Review Summary: Rest In Peace, Hacksaw To The Throat.3 of 5 thought this review was well writtenWastelands
is an album that doesn’t reward instantly, but increasingly with the flow of time. It’s one of those albums which may take years to fully grasp, depending entirely on the amount of effort put into it. Often it’s fairly easy to assume that many listeners spend time with albums which are easy to divulge into at first. Therefore, problems may be encountered with this album because of the attention it demands. Also, if you were to base the album entirely on an impression of one of the individual tracks, you might stop right there, believing it to be nothing more than just another melodic death metal album. While the album finds the base of its sound in death metal, it creates experiences well beyond it.
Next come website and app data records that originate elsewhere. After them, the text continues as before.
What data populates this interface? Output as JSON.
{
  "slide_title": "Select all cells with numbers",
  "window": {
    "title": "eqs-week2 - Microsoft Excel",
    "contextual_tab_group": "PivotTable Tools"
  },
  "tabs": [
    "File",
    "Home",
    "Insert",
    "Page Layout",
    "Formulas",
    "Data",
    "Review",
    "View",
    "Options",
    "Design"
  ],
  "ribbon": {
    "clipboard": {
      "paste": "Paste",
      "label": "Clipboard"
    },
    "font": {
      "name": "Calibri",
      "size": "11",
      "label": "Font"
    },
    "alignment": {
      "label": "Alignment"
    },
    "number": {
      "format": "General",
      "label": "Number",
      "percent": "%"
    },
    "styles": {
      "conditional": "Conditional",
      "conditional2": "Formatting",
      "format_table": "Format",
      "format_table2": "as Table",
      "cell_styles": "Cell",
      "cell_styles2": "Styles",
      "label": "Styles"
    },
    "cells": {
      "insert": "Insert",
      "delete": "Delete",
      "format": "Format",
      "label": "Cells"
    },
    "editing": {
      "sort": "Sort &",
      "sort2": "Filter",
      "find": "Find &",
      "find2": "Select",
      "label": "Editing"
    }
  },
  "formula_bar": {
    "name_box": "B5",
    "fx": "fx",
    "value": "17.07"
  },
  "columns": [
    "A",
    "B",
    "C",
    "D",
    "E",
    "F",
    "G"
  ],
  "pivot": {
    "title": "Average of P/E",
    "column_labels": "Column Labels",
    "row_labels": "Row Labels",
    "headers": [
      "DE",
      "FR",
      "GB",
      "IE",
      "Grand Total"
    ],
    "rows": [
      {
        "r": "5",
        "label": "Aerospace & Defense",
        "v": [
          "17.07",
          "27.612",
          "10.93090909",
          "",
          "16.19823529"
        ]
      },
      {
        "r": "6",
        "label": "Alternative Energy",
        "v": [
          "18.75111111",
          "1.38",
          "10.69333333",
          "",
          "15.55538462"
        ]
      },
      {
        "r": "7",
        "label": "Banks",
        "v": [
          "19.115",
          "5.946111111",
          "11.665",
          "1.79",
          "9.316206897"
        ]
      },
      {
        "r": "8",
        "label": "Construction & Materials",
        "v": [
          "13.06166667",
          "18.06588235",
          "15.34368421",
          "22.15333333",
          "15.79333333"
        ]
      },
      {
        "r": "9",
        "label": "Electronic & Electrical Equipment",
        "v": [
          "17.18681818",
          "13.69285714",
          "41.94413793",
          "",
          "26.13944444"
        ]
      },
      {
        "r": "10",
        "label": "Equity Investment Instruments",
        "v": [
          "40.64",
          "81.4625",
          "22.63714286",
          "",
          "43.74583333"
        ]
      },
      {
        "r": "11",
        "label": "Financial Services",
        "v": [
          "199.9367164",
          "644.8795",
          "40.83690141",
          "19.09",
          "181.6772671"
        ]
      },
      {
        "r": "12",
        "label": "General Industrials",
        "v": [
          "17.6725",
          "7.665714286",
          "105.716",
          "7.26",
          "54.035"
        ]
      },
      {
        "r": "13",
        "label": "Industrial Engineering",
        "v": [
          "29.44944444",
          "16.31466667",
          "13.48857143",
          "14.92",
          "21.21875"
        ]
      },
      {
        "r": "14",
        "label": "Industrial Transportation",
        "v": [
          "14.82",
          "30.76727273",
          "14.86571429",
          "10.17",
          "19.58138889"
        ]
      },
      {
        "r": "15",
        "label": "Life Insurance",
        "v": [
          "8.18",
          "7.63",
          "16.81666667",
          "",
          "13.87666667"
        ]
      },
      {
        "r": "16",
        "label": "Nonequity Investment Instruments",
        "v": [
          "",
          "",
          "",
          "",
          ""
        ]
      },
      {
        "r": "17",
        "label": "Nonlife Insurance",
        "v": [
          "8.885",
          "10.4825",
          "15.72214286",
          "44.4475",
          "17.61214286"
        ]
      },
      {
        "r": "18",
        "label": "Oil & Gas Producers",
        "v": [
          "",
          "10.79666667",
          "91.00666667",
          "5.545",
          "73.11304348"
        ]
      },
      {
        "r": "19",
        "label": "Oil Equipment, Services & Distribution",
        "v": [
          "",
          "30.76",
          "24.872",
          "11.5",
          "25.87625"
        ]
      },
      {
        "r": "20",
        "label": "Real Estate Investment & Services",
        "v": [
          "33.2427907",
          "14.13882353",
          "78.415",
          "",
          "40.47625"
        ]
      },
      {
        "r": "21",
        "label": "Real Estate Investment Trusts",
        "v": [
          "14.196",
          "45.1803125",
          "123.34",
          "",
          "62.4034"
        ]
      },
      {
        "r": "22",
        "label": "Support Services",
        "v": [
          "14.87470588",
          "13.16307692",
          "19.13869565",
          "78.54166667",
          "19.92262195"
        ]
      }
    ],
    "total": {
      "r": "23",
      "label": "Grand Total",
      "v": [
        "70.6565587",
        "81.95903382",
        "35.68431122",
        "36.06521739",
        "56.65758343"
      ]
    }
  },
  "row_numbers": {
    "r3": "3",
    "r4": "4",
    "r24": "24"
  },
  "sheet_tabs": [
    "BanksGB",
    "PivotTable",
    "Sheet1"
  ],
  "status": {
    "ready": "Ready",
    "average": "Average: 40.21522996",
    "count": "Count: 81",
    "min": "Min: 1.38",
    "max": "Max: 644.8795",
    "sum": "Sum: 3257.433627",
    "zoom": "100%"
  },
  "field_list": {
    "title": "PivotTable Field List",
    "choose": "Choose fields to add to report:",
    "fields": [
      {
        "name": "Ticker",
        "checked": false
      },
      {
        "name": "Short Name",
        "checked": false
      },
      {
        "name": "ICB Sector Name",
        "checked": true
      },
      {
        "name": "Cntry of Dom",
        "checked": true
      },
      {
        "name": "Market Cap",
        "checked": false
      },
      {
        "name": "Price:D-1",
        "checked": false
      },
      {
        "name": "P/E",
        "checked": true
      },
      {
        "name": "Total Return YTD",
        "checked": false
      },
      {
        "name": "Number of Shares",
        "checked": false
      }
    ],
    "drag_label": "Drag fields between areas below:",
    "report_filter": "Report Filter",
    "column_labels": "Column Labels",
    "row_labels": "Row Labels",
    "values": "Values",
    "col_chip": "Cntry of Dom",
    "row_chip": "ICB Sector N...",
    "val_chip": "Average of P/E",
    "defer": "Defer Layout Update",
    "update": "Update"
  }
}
The album is a melodic death metal adventure at its heart, but goes far beyond the initial tag of this sound to bring forth a listening experience that is truly individual. A majority of the tracks have heavy parts, slow and thought-provoking ambient sections, and almost any pace of music in between those two ends of the spectrum. The vocals are the only true downside to the album: they’re a cross between mediocre “deathcore” vocals and a death metal scream that tries to sound varied but just ends up coming across abrupt. The guitar work changes as much as the songs themselves; it’s almost constantly shifting, and it’s sometimes difficult to keep up with what is going on. There’s also a fair share of chugging riffs, but they’re never repeated to the point of nausea like many other contemporaries. The drums are excellent as well, and there’s a lot of exceptional cymbal work that gives their sound that extra mile and truly helps it stand out.
also has an aspect the listener will rarely hear in a death metal album: a stand alone piano track. The song successfully breaks up any potential monotony the listener will encounter with the album, given its placing right in the middle of the other tracks, and is done extremely tastefully. “Obsidian Sun”, the aforementioned song, moves around just as much as any other song on the album, but there’s just a deeper connection with it. It creates a somewhat peaceful mood for the album, something that would not exist without it. The length of the album will be an obstacle for some listeners, given that the album has a running time of over an hour and there’s constantly something new to absorb. However, the experimentation always makes up for it, and pays back tenfold for the time put into it. Being that this is one of the more impressive metal outings in recent years, it is disappointing that the band found it necessary to end their career with this album. Regardless, it ended on an extremely high note, and you will be hard pressed to find a metal album with as much variation and successful songwriting.